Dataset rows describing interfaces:
-*-*-

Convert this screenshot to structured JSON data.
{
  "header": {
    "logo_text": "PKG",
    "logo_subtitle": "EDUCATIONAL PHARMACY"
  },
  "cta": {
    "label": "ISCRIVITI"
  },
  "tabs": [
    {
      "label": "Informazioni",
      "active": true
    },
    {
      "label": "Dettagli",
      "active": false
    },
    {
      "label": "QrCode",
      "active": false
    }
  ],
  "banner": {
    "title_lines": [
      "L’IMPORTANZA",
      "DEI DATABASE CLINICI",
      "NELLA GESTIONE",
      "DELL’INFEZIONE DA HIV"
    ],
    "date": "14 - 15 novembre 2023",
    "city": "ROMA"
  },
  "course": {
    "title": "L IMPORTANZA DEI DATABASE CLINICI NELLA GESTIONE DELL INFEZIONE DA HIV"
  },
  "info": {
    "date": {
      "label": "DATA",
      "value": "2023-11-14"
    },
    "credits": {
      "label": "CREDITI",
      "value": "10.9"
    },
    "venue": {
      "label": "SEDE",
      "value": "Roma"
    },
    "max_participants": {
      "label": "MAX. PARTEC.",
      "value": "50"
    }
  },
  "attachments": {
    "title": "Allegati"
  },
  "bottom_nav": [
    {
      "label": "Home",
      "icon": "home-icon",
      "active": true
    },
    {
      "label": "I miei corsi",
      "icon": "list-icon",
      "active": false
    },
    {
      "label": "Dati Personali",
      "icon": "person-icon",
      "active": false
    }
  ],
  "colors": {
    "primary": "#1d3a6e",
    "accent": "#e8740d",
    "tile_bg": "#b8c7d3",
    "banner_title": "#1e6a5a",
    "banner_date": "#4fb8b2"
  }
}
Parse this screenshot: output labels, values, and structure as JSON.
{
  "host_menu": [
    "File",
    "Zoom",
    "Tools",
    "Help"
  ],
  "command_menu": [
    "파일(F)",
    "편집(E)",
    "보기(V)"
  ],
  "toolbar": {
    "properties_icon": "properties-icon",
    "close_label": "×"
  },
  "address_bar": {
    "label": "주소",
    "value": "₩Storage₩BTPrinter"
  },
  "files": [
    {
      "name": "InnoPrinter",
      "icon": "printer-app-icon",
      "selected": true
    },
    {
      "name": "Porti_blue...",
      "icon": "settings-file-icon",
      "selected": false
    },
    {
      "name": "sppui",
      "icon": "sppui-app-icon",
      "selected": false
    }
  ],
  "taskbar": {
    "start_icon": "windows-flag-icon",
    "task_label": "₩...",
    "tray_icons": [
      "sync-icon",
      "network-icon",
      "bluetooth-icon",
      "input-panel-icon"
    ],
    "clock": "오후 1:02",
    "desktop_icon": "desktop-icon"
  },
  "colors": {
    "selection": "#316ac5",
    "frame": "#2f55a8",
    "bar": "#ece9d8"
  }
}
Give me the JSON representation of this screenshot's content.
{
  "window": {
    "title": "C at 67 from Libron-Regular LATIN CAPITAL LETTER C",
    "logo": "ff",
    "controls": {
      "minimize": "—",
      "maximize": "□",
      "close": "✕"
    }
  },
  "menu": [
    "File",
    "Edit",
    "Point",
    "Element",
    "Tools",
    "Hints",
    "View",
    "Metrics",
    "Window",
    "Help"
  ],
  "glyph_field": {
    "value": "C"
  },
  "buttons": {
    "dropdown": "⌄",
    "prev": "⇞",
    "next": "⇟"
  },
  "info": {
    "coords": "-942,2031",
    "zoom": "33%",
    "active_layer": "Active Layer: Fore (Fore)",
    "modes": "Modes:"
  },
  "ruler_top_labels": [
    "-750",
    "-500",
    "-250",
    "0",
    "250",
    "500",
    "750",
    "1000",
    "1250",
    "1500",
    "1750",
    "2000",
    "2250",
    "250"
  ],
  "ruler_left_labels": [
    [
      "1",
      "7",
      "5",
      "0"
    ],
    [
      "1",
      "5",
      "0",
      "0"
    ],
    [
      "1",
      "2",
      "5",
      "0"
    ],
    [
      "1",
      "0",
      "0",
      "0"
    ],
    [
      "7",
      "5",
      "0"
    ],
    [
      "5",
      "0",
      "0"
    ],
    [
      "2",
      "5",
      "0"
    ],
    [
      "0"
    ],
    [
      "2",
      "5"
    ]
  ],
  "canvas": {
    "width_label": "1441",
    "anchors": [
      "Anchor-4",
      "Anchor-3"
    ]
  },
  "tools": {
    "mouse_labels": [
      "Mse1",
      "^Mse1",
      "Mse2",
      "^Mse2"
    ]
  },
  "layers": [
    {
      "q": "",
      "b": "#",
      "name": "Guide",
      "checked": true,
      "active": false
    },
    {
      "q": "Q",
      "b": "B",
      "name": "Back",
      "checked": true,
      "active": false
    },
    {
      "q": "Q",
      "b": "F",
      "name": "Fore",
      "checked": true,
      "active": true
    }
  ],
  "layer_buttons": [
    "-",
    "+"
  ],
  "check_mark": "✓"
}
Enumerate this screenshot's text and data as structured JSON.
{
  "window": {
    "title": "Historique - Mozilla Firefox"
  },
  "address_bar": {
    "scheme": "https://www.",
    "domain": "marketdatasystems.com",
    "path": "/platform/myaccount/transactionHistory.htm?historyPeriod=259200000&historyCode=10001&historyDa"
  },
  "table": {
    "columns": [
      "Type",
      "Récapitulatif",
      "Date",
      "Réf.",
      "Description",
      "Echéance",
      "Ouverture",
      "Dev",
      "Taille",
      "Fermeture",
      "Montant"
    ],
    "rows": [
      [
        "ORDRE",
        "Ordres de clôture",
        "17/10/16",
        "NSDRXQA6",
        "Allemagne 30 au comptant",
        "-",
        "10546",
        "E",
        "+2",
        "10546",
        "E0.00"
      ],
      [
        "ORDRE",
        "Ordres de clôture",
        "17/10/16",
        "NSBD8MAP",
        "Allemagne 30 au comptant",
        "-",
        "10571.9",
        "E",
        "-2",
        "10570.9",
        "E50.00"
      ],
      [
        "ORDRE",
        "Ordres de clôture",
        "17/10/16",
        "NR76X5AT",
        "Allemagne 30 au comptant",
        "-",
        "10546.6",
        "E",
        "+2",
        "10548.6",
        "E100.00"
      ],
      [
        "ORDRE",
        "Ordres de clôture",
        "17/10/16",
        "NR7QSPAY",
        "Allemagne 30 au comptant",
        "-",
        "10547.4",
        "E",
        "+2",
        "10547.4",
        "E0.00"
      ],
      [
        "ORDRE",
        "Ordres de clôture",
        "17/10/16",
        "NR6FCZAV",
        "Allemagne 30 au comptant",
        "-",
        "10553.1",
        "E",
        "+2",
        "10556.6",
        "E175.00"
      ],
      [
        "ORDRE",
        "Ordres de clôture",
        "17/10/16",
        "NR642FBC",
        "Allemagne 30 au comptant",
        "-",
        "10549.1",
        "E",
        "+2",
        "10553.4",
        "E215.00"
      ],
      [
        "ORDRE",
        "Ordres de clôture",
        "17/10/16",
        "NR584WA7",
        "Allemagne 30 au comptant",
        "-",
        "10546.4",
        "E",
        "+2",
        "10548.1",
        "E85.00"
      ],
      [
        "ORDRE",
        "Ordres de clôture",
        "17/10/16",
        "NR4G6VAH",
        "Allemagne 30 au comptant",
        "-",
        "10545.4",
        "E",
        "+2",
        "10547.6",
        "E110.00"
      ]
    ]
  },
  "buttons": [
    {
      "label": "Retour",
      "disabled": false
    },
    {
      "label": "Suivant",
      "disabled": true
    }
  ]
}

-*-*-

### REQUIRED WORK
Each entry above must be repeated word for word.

### TASK RESULT
Convert this screenshot to structured JSON data.
{
  "header": {
    "logo_text": "PKG",
    "logo_subtitle": "EDUCATIONAL PHARMACY"
  },
  "cta": {
    "label": "ISCRIVITI"
  },
  "tabs": [
    {
      "label": "Informazioni",
      "active": true
    },
    {
      "label": "Dettagli",
      "active": false
    },
    {
      "label": "QrCode",
      "active": false
    }
  ],
  "banner": {
    "title_lines": [
      "L’IMPORTANZA",
      "DEI DATABASE CLINICI",
      "NELLA GESTIONE",
      "DELL’INFEZIONE DA HIV"
    ],
    "date": "14 - 15 novembre 2023",
    "city": "ROMA"
  },
  "course": {
    "title": "L IMPORTANZA DEI DATABASE CLINICI NELLA GESTIONE DELL INFEZIONE DA HIV"
  },
  "info": {
    "date": {
      "label": "DATA",
      "value": "2023-11-14"
    },
    "credits": {
      "label": "CREDITI",
      "value": "10.9"
    },
    "venue": {
      "label": "SEDE",
      "value": "Roma"
    },
    "max_participants": {
      "label": "MAX. PARTEC.",
      "value": "50"
    }
  },
  "attachments": {
    "title": "Allegati"
  },
  "bottom_nav": [
    {
      "label": "Home",
      "icon": "home-icon",
      "active": true
    },
    {
      "label": "I miei corsi",
      "icon": "list-icon",
      "active": false
    },
    {
      "label": "Dati Personali",
      "icon": "person-icon",
      "active": false
    }
  ],
  "colors": {
    "primary": "#1d3a6e",
    "accent": "#e8740d",
    "tile_bg": "#b8c7d3",
    "banner_title": "#1e6a5a",
    "banner_date": "#4fb8b2"
  }
}
Parse this screenshot: output labels, values, and structure as JSON.
{
  "host_menu": [
    "File",
    "Zoom",
    "Tools",
    "Help"
  ],
  "command_menu": [
    "파일(F)",
    "편집(E)",
    "보기(V)"
  ],
  "toolbar": {
    "properties_icon": "properties-icon",
    "close_label": "×"
  },
  "address_bar": {
    "label": "주소",
    "value": "₩Storage₩BTPrinter"
  },
  "files": [
    {
      "name": "InnoPrinter",
      "icon": "printer-app-icon",
      "selected": true
    },
    {
      "name": "Porti_blue...",
      "icon": "settings-file-icon",
      "selected": false
    },
    {
      "name": "sppui",
      "icon": "sppui-app-icon",
      "selected": false
    }
  ],
  "taskbar": {
    "start_icon": "windows-flag-icon",
    "task_label": "₩...",
    "tray_icons": [
      "sync-icon",
      "network-icon",
      "bluetooth-icon",
      "input-panel-icon"
    ],
    "clock": "오후 1:02",
    "desktop_icon": "desktop-icon"
  },
  "colors": {
    "selection": "#316ac5",
    "frame": "#2f55a8",
    "bar": "#ece9d8"
  }
}
Give me the JSON representation of this screenshot's content.
{
  "window": {
    "title": "C at 67 from Libron-Regular LATIN CAPITAL LETTER C",
    "logo": "ff",
    "controls": {
      "minimize": "—",
      "maximize": "□",
      "close": "✕"
    }
  },
  "menu": [
    "File",
    "Edit",
    "Point",
    "Element",
    "Tools",
    "Hints",
    "View",
    "Metrics",
    "Window",
    "Help"
  ],
  "glyph_field": {
    "value": "C"
  },
  "buttons": {
    "dropdown": "⌄",
    "prev": "⇞",
    "next": "⇟"
  },
  "info": {
    "coords": "-942,2031",
    "zoom": "33%",
    "active_layer": "Active Layer: Fore (Fore)",
    "modes": "Modes:"
  },
  "ruler_top_labels": [
    "-750",
    "-500",
    "-250",
    "0",
    "250",
    "500",
    "750",
    "1000",
    "1250",
    "1500",
    "1750",
    "2000",
    "2250",
    "250"
  ],
  "ruler_left_labels": [
    [
      "1",
      "7",
      "5",
      "0"
    ],
    [
      "1",
      "5",
      "0",
      "0"
    ],
    [
      "1",
      "2",
      "5",
      "0"
    ],
    [
      "1",
      "0",
      "0",
      "0"
    ],
    [
      "7",
      "5",
      "0"
    ],
    [
      "5",
      "0",
      "0"
    ],
    [
      "2",
      "5",
      "0"
    ],
    [
      "0"
    ],
    [
      "2",
      "5"
    ]
  ],
  "canvas": {
    "width_label": "1441",
    "anchors": [
      "Anchor-4",
      "Anchor-3"
    ]
  },
  "tools": {
    "mouse_labels": [
      "Mse1",
      "^Mse1",
      "Mse2",
      "^Mse2"
    ]
  },
  "layers": [
    {
      "q": "",
      "b": "#",
      "name": "Guide",
      "checked": true,
      "active": false
    },
    {
      "q": "Q",
      "b": "B",
      "name": "Back",
      "checked": true,
      "active": false
    },
    {
      "q": "Q",
      "b": "F",
      "name": "Fore",
      "checked": true,
      "active": true
    }
  ],
  "layer_buttons": [
    "-",
    "+"
  ],
  "check_mark": "✓"
}
Enumerate this screenshot's text and data as structured JSON.
{
  "window": {
    "title": "Historique - Mozilla Firefox"
  },
  "address_bar": {
    "scheme": "https://www.",
    "domain": "marketdatasystems.com",
    "path": "/platform/myaccount/transactionHistory.htm?historyPeriod=259200000&historyCode=10001&historyDa"
  },
  "table": {
    "columns": [
      "Type",
      "Récapitulatif",
      "Date",
      "Réf.",
      "Description",
      "Echéance",
      "Ouverture",
      "Dev",
      "Taille",
      "Fermeture",
      "Montant"
    ],
    "rows": [
      [
        "ORDRE",
        "Ordres de clôture",
        "17/10/16",
        "NSDRXQA6",
        "Allemagne 30 au comptant",
        "-",
        "10546",
        "E",
        "+2",
        "10546",
        "E0.00"
      ],
      [
        "ORDRE",
        "Ordres de clôture",
        "17/10/16",
        "NSBD8MAP",
        "Allemagne 30 au comptant",
        "-",
        "10571.9",
        "E",
        "-2",
        "10570.9",
        "E50.00"
      ],
      [
        "ORDRE",
        "Ordres de clôture",
        "17/10/16",
        "NR76X5AT",
        "Allemagne 30 au comptant",
        "-",
        "10546.6",
        "E",
        "+2",
        "10548.6",
        "E100.00"
      ],
      [
        "ORDRE",
        "Ordres de clôture",
        "17/10/16",
        "NR7QSPAY",
        "Allemagne 30 au comptant",
        "-",
        "10547.4",
        "E",
        "+2",
        "10547.4",
        "E0.00"
      ],
      [
        "ORDRE",
        "Ordres de clôture",
        "17/10/16",
        "NR6FCZAV",
        "Allemagne 30 au comptant",
        "-",
        "10553.1",
        "E",
        "+2",
        "10556.6",
        "E175.00"
      ],
      [
        "ORDRE",
        "Ordres de clôture",
        "17/10/16",
        "NR642FBC",
        "Allemagne 30 au comptant",
        "-",
        "10549.1",
        "E",
        "+2",
        "10553.4",
        "E215.00"
      ],
      [
        "ORDRE",
        "Ordres de clôture",
        "17/10/16",
        "NR584WA7",
        "Allemagne 30 au comptant",
        "-",
        "10546.4",
        "E",
        "+2",
        "10548.1",
        "E85.00"
      ],
      [
        "ORDRE",
        "Ordres de clôture",
        "17/10/16",
        "NR4G6VAH",
        "Allemagne 30 au comptant",
        "-",
        "10545.4",
        "E",
        "+2",
        "10547.6",
        "E110.00"
      ]
    ]
  },
  "buttons": [
    {
      "label": "Retour",
      "disabled": false
    },
    {
      "label": "Suivant",
      "disabled": true
    }
  ]
}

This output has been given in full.